“Shining Brow”makes use of a minimalist set, only utilizing a set of simple chairs, a drafting table, and exquisitely designed stained glass panels set in a geometric pattern reminiscent of Wright’s own architectural style. Lucrezia Briceno’s lighting design further accentuates the stained glass panels to reflect nuances in mood from scene to scene. Period costuming by Grant Preisser encapsulates the spirit of this industrial age in American history by limiting the colorscape to muted tones that provide a stark contrast to the complex light texture created by the stained-glass.
The most noteworthy aspect of this production is Paul Muldoon’s stunning libretto. His use of early 20th-century verbiage and intricately woven references so numerous they required an index at the end of the program, truly lift the renaissance world of Frank Lloyd Wright off the page and into the hearts of the listener. Due diligence must also be given to the Inscape Chamber Orchestra under the direction of Robert Wood. They effortlessly capture the Americana soundscape, at times evoking a Copland-esque essence in Daron Aric Hagen’s score, transporting the audience directly to Midwestern America in the early 1900s.
While truly stunning in all aspects of its production, “Shining Brow’s” crowning achievement lies in the complementary nature of its emotionally riveting score and libretto which together encapsulate the exciting future of American opera. Urban Arias has set the bar high for its 2017-2018 season, and opera-goers should eagerly await their upcoming performances of “Florida” and “Why is Eartha Kitt Trying to Kill Me?: A Love Story.”
Running Time: 90 minutes with no intermission; an audience talk-back will follow each performance.
Advisory: “Shining Brow” contains mature references, and may not be suitable for young children.
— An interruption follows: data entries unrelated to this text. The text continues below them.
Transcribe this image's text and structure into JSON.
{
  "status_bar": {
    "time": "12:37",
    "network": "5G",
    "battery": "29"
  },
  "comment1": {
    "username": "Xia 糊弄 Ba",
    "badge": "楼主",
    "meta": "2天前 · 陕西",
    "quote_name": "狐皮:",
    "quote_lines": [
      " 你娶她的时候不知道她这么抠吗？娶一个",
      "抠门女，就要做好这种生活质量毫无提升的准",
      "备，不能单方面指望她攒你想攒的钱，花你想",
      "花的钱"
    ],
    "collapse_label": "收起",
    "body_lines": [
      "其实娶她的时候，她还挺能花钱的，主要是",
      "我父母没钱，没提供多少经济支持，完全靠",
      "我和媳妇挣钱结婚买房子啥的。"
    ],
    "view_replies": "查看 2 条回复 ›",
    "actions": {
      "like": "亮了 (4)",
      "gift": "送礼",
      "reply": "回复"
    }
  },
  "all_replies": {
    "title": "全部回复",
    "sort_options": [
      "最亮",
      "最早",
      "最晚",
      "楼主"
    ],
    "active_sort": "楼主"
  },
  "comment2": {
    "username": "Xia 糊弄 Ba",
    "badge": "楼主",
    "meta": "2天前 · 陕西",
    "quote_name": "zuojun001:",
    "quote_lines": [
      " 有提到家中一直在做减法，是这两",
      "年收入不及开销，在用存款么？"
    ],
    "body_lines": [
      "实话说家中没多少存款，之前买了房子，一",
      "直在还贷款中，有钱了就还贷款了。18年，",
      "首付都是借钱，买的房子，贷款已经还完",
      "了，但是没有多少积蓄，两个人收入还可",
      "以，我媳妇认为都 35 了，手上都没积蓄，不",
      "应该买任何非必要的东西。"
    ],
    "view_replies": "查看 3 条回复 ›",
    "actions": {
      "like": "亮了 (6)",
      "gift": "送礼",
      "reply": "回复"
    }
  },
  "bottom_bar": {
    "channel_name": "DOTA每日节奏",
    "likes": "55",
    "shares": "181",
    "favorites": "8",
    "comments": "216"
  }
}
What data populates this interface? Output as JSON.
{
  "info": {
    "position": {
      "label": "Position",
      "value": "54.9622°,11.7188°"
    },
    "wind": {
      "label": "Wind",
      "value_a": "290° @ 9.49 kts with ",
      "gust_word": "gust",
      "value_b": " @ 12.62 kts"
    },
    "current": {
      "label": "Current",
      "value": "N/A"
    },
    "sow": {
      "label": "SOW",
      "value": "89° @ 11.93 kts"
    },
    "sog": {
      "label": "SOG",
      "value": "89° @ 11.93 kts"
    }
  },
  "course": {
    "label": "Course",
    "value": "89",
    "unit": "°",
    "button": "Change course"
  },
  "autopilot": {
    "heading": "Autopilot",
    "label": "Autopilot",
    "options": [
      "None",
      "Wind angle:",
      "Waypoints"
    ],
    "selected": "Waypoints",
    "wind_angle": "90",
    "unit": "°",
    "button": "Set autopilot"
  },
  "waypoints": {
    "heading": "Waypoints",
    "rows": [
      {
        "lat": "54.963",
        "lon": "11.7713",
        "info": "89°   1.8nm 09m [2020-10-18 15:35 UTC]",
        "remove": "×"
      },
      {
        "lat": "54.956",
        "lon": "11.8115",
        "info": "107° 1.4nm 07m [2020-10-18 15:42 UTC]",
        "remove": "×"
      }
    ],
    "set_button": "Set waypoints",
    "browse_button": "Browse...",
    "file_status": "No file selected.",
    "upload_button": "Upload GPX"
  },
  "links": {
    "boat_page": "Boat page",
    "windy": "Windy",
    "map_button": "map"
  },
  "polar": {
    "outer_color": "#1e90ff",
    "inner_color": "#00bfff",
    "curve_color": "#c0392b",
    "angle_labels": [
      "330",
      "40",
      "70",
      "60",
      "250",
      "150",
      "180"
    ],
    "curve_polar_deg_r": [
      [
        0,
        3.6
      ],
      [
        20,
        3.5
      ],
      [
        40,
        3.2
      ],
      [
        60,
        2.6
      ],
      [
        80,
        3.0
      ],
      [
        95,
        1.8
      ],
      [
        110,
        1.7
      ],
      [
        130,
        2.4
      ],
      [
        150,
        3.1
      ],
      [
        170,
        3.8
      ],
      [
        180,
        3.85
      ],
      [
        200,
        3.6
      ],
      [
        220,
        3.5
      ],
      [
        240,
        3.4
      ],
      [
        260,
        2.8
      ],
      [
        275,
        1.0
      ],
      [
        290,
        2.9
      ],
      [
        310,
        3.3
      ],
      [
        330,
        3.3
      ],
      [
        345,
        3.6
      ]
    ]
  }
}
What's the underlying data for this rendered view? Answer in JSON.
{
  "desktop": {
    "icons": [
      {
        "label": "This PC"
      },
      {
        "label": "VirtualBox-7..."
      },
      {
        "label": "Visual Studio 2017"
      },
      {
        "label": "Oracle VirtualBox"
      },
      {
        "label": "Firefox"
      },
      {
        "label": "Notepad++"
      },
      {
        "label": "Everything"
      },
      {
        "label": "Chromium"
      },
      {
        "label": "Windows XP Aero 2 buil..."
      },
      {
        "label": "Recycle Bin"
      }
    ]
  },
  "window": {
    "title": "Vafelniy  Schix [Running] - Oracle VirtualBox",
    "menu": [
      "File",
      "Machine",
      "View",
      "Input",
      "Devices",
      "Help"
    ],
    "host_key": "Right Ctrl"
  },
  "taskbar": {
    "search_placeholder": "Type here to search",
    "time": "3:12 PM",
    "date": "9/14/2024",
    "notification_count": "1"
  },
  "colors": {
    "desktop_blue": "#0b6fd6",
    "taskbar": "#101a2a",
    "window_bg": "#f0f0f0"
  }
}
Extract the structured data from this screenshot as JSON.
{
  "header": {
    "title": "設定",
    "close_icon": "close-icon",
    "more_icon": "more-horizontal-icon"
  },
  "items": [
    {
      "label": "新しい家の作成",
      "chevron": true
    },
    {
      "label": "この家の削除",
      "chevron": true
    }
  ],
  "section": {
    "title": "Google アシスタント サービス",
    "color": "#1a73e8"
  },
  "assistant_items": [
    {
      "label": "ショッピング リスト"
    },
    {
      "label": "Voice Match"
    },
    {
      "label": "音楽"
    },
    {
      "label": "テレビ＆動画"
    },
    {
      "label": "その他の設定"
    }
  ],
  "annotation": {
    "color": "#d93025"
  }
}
“Shining Brow” is playing at Atlas Performing Arts Center in Washington, D.C. through October 21, 2017. For tickets or more information, click here.